Each line in the data holding "user" should be listed.

### Provided entries ###

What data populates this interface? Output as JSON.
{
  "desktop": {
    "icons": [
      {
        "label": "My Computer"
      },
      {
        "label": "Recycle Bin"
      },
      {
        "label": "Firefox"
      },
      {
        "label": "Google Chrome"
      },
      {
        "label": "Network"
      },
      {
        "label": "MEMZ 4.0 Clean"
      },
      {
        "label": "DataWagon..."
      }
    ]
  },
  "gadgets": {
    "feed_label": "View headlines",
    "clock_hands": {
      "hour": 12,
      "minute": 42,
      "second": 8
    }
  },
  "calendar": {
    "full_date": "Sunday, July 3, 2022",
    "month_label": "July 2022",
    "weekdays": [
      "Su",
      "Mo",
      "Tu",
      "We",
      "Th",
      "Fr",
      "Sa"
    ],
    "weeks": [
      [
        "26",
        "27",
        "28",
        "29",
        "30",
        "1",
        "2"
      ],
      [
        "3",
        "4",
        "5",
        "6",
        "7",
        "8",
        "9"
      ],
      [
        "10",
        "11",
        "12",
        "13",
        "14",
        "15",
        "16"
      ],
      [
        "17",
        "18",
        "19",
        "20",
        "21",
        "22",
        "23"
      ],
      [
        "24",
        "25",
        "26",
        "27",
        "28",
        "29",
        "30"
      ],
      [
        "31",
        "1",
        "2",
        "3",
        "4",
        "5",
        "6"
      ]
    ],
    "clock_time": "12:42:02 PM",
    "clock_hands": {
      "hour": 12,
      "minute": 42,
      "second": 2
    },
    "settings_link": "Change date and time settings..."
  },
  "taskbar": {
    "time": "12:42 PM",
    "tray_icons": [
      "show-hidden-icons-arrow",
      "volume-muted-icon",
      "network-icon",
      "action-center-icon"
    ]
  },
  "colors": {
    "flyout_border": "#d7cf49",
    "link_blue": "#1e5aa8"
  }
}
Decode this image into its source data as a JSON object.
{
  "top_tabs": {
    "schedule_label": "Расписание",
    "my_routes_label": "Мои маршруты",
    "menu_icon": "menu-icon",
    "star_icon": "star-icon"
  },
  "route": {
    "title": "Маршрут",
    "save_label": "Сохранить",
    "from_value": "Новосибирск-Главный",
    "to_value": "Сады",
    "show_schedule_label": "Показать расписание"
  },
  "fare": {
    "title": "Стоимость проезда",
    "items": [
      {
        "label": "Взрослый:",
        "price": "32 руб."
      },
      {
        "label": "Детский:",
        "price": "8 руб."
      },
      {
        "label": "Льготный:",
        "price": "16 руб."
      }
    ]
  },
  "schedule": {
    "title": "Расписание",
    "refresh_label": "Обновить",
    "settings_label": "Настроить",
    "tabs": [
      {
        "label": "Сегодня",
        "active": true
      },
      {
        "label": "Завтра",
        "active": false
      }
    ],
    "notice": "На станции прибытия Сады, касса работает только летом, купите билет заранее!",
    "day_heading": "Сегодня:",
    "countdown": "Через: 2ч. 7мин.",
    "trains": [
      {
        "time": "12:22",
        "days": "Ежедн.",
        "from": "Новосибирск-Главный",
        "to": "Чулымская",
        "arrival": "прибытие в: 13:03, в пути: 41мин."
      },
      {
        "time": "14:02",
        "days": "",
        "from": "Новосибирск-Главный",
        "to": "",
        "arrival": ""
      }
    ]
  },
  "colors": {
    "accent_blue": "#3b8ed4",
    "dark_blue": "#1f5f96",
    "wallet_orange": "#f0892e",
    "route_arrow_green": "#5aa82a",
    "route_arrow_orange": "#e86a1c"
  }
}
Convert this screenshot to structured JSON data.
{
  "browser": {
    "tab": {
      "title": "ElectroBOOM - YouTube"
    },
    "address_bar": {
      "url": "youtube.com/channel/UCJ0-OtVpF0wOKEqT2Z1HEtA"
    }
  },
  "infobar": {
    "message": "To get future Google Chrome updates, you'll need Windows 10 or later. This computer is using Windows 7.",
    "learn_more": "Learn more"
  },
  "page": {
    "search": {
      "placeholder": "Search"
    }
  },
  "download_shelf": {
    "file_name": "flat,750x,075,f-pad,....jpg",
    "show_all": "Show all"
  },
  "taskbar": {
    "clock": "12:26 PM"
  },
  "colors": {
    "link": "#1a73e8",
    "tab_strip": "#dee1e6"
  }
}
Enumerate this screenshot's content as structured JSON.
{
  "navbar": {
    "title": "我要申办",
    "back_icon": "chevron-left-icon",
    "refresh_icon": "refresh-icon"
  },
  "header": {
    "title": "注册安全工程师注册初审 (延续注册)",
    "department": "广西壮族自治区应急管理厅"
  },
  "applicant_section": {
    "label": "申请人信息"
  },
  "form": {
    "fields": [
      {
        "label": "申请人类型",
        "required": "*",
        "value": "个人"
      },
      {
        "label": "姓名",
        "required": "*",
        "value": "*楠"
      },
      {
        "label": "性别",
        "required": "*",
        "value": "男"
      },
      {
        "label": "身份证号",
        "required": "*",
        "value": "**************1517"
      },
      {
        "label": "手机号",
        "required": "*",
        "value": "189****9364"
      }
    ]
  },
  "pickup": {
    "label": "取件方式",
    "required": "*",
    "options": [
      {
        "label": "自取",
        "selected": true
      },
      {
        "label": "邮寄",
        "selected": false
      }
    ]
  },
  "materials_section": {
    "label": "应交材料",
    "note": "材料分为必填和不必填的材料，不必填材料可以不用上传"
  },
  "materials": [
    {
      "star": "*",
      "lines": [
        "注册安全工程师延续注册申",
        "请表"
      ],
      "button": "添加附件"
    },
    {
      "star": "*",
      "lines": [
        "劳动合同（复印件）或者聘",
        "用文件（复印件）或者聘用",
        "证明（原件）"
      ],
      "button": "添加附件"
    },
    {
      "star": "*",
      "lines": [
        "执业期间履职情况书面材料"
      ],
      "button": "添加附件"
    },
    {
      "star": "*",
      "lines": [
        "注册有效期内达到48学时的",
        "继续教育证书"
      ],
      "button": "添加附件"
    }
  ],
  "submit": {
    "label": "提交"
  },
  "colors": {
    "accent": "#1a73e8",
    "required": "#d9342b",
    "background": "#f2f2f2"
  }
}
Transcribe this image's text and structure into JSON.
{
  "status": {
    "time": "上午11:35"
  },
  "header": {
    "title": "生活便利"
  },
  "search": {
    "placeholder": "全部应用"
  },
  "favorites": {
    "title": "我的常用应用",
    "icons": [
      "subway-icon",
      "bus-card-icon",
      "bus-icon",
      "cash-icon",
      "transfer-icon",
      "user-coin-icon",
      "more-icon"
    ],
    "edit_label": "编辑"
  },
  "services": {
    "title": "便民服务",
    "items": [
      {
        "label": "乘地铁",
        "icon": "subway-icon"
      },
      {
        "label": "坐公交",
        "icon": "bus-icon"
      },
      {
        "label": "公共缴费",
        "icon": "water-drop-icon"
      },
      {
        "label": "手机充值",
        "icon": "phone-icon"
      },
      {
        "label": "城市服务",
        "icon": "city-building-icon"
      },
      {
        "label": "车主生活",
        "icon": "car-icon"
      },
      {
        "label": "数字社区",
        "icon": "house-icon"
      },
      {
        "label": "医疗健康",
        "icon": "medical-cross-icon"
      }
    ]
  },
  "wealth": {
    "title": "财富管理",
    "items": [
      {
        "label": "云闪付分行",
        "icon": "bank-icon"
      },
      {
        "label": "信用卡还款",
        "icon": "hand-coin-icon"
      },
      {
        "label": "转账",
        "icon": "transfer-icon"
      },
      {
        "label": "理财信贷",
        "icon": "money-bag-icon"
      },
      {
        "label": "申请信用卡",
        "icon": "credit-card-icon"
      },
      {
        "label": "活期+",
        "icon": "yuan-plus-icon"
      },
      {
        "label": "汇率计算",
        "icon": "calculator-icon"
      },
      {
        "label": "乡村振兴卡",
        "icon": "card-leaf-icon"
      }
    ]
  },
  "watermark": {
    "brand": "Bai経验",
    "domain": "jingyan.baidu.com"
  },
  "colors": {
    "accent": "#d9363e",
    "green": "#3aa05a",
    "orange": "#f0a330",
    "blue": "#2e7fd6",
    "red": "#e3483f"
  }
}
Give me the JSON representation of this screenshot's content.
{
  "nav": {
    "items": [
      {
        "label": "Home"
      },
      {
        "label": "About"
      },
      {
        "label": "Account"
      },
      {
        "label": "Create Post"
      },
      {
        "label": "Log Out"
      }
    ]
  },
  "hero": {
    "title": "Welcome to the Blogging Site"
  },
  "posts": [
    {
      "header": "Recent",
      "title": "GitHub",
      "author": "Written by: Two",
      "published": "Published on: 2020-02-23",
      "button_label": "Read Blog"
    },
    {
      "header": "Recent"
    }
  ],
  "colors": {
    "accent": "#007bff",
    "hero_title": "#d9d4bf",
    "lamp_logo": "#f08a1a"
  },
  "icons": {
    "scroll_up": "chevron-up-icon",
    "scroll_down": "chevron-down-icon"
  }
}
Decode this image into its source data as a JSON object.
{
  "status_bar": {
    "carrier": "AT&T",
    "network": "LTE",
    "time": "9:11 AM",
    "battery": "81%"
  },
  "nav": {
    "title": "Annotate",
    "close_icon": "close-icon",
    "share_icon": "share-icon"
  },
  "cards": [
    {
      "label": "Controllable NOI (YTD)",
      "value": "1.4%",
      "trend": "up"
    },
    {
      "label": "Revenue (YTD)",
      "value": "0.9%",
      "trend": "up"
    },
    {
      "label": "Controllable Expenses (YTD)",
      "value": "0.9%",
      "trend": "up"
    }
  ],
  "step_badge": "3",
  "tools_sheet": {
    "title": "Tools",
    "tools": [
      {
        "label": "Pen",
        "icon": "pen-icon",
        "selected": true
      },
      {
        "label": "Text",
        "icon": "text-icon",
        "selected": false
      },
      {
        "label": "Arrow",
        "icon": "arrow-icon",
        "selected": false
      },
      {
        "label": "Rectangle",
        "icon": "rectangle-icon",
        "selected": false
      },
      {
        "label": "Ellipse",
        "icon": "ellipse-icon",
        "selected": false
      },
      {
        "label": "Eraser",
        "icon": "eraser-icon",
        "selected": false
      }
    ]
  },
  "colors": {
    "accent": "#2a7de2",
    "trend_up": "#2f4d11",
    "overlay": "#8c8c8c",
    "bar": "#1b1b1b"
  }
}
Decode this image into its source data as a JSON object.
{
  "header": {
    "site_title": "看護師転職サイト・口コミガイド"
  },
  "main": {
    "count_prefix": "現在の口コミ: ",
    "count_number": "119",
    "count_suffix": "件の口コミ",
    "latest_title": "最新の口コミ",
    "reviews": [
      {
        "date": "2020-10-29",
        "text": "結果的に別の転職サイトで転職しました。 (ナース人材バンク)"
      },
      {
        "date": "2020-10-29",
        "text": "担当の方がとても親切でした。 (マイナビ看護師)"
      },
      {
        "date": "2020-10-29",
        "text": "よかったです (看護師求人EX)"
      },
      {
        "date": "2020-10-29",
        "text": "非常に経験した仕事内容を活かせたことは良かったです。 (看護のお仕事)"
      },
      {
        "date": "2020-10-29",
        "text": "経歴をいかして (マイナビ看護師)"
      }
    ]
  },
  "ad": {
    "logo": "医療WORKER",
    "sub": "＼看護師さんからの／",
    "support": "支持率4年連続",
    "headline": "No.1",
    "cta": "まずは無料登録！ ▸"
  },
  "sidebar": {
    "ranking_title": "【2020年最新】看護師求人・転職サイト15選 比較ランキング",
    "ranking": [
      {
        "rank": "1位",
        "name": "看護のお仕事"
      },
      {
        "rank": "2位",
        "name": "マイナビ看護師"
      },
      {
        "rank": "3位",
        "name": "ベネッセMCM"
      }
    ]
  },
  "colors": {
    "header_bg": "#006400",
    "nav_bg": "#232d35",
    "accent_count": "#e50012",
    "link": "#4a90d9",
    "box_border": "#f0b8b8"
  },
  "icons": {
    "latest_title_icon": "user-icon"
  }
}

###

▶ Result for this task:
      "user-coin-icon",
    "latest_title_icon": "user-icon"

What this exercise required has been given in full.